◆ Activity
The data is to be reproduced in full and without error.

◆ Information given
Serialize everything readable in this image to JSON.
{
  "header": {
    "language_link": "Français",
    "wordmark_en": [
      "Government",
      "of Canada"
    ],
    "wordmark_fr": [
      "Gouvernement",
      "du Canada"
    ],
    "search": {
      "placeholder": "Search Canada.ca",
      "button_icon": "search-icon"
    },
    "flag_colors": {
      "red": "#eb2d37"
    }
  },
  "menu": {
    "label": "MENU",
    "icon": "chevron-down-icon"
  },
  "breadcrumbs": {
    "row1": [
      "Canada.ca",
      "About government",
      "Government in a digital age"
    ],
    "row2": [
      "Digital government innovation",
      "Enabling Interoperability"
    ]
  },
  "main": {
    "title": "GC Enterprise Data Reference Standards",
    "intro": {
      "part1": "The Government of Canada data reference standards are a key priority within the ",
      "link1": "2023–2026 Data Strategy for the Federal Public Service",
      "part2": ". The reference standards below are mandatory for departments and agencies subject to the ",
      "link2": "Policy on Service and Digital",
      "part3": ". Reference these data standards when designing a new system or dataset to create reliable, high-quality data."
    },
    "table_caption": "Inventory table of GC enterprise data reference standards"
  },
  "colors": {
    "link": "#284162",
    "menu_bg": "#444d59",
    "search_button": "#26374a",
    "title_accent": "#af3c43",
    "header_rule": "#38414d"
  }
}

◆ Solution to this task
Serialize everything readable in this image to JSON.
{
  "header": {
    "language_link": "Français",
    "wordmark_en": [
      "Government",
      "of Canada"
    ],
    "wordmark_fr": [
      "Gouvernement",
      "du Canada"
    ],
    "search": {
      "placeholder": "Search Canada.ca",
      "button_icon": "search-icon"
    },
    "flag_colors": {
      "red": "#eb2d37"
    }
  },
  "menu": {
    "label": "MENU",
    "icon": "chevron-down-icon"
  },
  "breadcrumbs": {
    "row1": [
      "Canada.ca",
      "About government",
      "Government in a digital age"
    ],
    "row2": [
      "Digital government innovation",
      "Enabling Interoperability"
    ]
  },
  "main": {
    "title": "GC Enterprise Data Reference Standards",
    "intro": {
      "part1": "The Government of Canada data reference standards are a key priority within the ",
      "link1": "2023–2026 Data Strategy for the Federal Public Service",
      "part2": ". The reference standards below are mandatory for departments and agencies subject to the ",
      "link2": "Policy on Service and Digital",
      "part3": ". Reference these data standards when designing a new system or dataset to create reliable, high-quality data."
    },
    "table_caption": "Inventory table of GC enterprise data reference standards"
  },
  "colors": {
    "link": "#284162",
    "menu_bg": "#444d59",
    "search_button": "#26374a",
    "title_accent": "#af3c43",
    "header_rule": "#38414d"
  }
}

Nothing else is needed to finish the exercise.